We strongly believe that Black Sea projects can be one of the engines for Romania’s post CoVid-19 recovery. It is a unique opportunity, one of the few big private sector investment projects, which is ready to start, also contributing to the reduction of carbon emissions from the energy sector and from heavy long-distance road transport.
Despite the fact that the oil and gas industry faces the biggest crisis in 100 years, it still has a high potential to become an engine of economic recovery, with the appropriate measures in place.
COVID-19 has dramatic impacts on the energy industry, as well as the severely depressed oil price environment accompanied by a weakening economic situation. What measures do you envisage to deal with these issues?
Christina Verchere: OMV Petrom had to face an unprecedented crisis that unfolded on three layers: dealing with the pandemic and the isolation measures while continuing to ensure energy supply, rapid oil price decline and drastic drop in petroleum products demand. As a sector we have faced drops in oil price before but never at the same time as such a dramatic drop in demand.
Therefore, our priorities during this period focused on protecting our employees that are working in key assets, to ensure the fuel production and continuous flow of energy that Romania needs.
At the same time, we reorganized the way we work for our employees now working at home, in order to rely on online communication tools.

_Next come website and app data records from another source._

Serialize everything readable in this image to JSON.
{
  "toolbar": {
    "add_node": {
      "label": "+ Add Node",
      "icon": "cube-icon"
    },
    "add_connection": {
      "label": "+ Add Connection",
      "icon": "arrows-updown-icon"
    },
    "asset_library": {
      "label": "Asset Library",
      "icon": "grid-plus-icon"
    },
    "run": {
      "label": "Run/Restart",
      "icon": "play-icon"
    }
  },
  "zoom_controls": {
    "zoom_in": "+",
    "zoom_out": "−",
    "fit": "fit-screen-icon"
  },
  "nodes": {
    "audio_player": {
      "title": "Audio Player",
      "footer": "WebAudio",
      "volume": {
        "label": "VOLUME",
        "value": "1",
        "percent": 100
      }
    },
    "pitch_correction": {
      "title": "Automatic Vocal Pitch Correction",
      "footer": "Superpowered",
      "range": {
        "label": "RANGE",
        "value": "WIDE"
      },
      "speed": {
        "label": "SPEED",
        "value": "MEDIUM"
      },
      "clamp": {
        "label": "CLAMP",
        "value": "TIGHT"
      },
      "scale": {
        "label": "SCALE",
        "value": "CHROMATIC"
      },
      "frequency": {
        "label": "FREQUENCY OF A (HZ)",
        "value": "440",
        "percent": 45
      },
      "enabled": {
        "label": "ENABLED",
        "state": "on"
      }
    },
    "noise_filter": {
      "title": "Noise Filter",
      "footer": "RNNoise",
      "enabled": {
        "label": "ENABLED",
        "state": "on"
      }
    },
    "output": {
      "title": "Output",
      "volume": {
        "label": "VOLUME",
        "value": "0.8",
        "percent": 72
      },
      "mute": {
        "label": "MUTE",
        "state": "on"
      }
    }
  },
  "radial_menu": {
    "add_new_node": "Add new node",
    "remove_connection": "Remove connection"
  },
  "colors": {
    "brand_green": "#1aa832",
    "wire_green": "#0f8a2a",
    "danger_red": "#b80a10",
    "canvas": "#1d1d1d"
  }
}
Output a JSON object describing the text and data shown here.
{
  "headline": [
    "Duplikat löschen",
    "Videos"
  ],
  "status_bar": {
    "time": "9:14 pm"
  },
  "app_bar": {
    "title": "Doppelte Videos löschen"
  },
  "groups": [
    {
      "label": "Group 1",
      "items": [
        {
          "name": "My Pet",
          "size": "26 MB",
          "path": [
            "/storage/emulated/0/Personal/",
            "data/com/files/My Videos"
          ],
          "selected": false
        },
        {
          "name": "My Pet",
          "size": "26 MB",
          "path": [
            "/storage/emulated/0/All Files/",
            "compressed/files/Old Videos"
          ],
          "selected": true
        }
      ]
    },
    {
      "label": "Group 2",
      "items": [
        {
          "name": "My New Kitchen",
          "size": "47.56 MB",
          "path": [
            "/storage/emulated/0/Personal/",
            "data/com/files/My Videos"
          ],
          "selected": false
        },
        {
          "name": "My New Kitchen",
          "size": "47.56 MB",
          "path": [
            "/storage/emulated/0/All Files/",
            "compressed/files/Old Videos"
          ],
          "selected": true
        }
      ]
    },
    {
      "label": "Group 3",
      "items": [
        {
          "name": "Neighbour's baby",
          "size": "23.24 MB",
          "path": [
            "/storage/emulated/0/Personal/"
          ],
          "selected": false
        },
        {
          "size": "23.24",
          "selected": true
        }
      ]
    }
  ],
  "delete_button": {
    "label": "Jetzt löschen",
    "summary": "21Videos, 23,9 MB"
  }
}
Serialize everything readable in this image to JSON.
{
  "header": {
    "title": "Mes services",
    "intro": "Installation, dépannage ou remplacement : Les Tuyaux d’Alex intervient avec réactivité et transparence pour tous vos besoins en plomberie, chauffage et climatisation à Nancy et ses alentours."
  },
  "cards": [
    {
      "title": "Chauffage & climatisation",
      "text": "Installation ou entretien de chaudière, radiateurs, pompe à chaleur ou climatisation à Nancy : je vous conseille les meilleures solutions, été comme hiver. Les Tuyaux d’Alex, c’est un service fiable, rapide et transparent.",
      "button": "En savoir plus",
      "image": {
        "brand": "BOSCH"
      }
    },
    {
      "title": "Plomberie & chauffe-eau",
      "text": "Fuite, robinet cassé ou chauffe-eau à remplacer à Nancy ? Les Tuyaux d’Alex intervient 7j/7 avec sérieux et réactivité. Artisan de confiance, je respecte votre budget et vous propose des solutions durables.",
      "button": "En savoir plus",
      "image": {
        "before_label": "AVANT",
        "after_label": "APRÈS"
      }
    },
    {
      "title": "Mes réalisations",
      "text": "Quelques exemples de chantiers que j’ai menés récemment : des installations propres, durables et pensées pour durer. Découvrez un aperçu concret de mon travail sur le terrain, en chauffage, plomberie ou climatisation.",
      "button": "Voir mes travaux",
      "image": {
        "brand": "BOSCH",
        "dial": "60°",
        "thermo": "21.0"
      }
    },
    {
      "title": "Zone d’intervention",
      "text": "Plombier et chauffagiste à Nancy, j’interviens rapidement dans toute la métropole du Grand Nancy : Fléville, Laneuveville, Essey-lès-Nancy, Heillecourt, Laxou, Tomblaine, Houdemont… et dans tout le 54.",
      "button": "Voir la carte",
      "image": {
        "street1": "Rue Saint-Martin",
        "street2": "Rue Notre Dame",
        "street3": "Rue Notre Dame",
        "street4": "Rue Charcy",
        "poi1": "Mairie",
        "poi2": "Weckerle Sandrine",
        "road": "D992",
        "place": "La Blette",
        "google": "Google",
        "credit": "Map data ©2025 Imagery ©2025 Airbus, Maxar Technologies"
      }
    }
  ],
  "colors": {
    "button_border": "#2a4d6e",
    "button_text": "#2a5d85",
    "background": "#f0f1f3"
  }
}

At the business level, we made a number of decisions to protect the company’s health, reducing our investment levels by postponing activities.
These measures, which ensured the protection of employees and the health of our company, remain a priority, allowing us to supply fuels, electricity, and natural gas without interruption.
In your opinion, how will the international energy market change, given the high energy demand but also the decrease of the world hydrocarbons resources? Is renewable energy a solution for the world economy during this time of crisis? Is it a solution for the future?
Christina Verchere: A low carbon energy system requires an optimal blending between low carbon mature technologies (ex: gas to power, CHP) and new technologies expecting to be deployed, in the next ten years, on a large scale in the energy system. (e.g.: Carbon Capture and Storage, battery storage, electrolysis, and pyrolysis for hydrogen production etc.)
Renewables and gas go hand in hand; they are no longer just an alternative in the electricity production. They are a mainstream source and, ramped up with smart energy management systems (e.g. smart grids, smart metering etc.), will shape the energy system in the coming years.